The 2008 Plenary of the College of Pastoral Supervision & Psychotherapy will be held March 31 through April 2, 2008, at the Wyndham Riverfront in North Little Rock Arkansas.

Carolyn Cassin is an internationally recognized expert in end of life care, organizational management, and the efficient, effective delivery of healthcare services. Long considered a leader in the national healthcare community, in 1983 she helped guide the first Medicare reimbursement for hospice successfully through Congress. Since then, Carolyn has taken on the challenge of advancing both the quality and accessibility of hospice care. She has consulted with many principal healthcare leaders and advocates, including President Bill Clinton, Senator Bob Dole, Governor John Engler, Senator Carl Levin and Representative Leon Panetta.

In 2002, Carolyn joined Continuum Hospice Care in New York City. Almost immediately and for the first time in its history, she led the hospice to profitability. In only four years, average daily census has more than quadrupled to well over 450 patients, and Continuum Hospice Care’s facilities have grown to 2 inpatient units and a hospice residence, with another scheduled to open this fall. Under Carolyn’s leadership, Continuum Hospice Care was recently honored with the prestigious American Hospital Association’s 2006 Circle of Life award. Formerly called Jacob Perlow Hospice, Continuum Hospice Care is now New York City’s largest hospice with a comprehensive program that reaches throughout the City, caring for patients in their homes, nursing homes, hospitals and Continuum Hospice Care’s own facilities.

Before tackling New York, Carolyn accepted a one-year appointment by Governor John Engler to manage Michigan’s $1.5 Billion Medicaid Managed Care program.

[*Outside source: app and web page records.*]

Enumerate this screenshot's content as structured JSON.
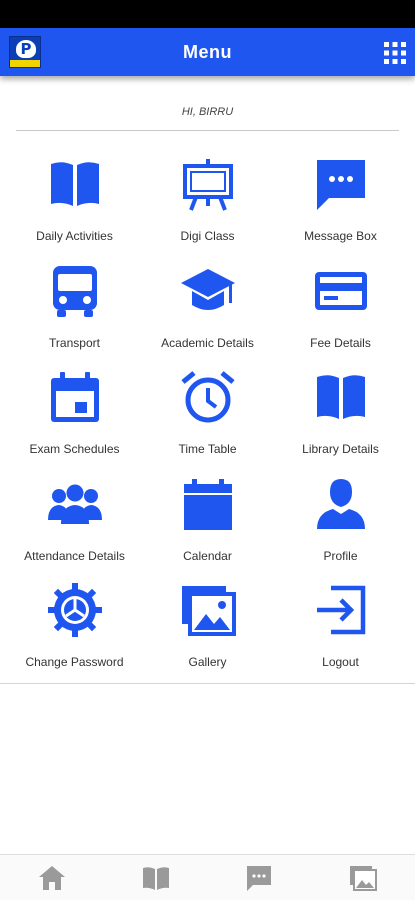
{
  "app_bar": {
    "title": "Menu",
    "logo_text": "P",
    "menu_icon": "grid-icon"
  },
  "greeting": "HI, BIRRU",
  "accent_color": "#1f56f0",
  "menu": [
    {
      "label": "Daily Activities",
      "icon": "book-icon"
    },
    {
      "label": "Digi Class",
      "icon": "easel-icon"
    },
    {
      "label": "Message Box",
      "icon": "message-icon"
    },
    {
      "label": "Transport",
      "icon": "bus-icon"
    },
    {
      "label": "Academic Details",
      "icon": "graduation-cap-icon"
    },
    {
      "label": "Fee Details",
      "icon": "credit-card-icon"
    },
    {
      "label": "Exam Schedules",
      "icon": "calendar-event-icon"
    },
    {
      "label": "Time Table",
      "icon": "alarm-clock-icon"
    },
    {
      "label": "Library Details",
      "icon": "library-book-icon"
    },
    {
      "label": "Attendance Details",
      "icon": "people-icon"
    },
    {
      "label": "Calendar",
      "icon": "calendar-icon"
    },
    {
      "label": "Profile",
      "icon": "person-icon"
    },
    {
      "label": "Change Password",
      "icon": "settings-wheel-icon"
    },
    {
      "label": "Gallery",
      "icon": "gallery-icon"
    },
    {
      "label": "Logout",
      "icon": "logout-icon"
    }
  ],
  "bottom_nav": [
    {
      "icon": "home-icon"
    },
    {
      "icon": "book-icon"
    },
    {
      "icon": "message-icon"
    },
    {
      "icon": "gallery-icon"
    }
  ]
}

As Bureau Director, Office of Medicaid Managed Care, she was also responsible for the Medicaid Pharmacy program, Managed Care enrollment, Customer Service Bureau and 15 contracts providing healthcare to over 1 million Medicaid recipients.

Carolyn’s deep experience managing some of the largest hospice programs in the nation, in fact, in the world, prepared her to take on the challenges of elevating hospice services in New York City. As COO of VistaCare, the nation’s second largest hospice program, she created national standards of care, effected annual growth of 25%, improved EBITDA at all sites, and improved profitability basis for the company’s IPO (Nasdaq: VSTA). VistaCare’s 45 programs served over 2,000 patients daily and 10,000+ patients yearly in 15 states.

During her 10 years as President and CEO of Hospice of Michigan in Detroit, Carolyn headed the acquisition of 11 hospice programs and merger into one corporation. She created and ran the nation’s first and largest statewide hospice program, serving 5,000 patients and their families each year. While overseeing a staff of 800, as well as running a statewide hospice fundraising program, pharmacy, and a hospice computer software company, Carolyn turned around the agency fiscally, balancing the budget and generating operational surplus. Under her leadership, Hospice of Michigan established Hospice Home, the state’s first freestanding, specialty-built hospice facility.

Carolyn gained much of her political insight and acumen as Chairperson and President of the National Hospice Organization (NHO) (1983-1986) where she served as chief spokesperson and political advocate. Carolyn has been called upon again and is currently serving on the Board of Trustees for the National Hospice and Palliative Care Organization. Of the numerous honors and special assignments given her, Carolyn is particularly proud of her achievements with NHPCO, including being honored with the 2006 Founder’s Award; initiating the National Hospice Work Group (1992 – present); serving as Governor appointed Trustee, Board of Control, Ferris State University (1997 – 1999); earning the “Best Managed Non-Profit” award, Crain’s Detroit Business, 1994; being named one of “Detroit’s 100 Most Influential Women,” Crain’s Detroit Business, 1997; and receiving the first prestigious “Heart of Hospice Award”, by NHO in 1993.

Carolyn earned her Master of Public Administration degree from Western Michigan University, her BA from Miami University, and the esteemed National Leadership Fellowship, from the W. K. Kellogg Foundation to study health care systems throughout the world.
Carolyn Cassin's Resume: Download file

Posted by Perry Miller, Editor at 6:41 AM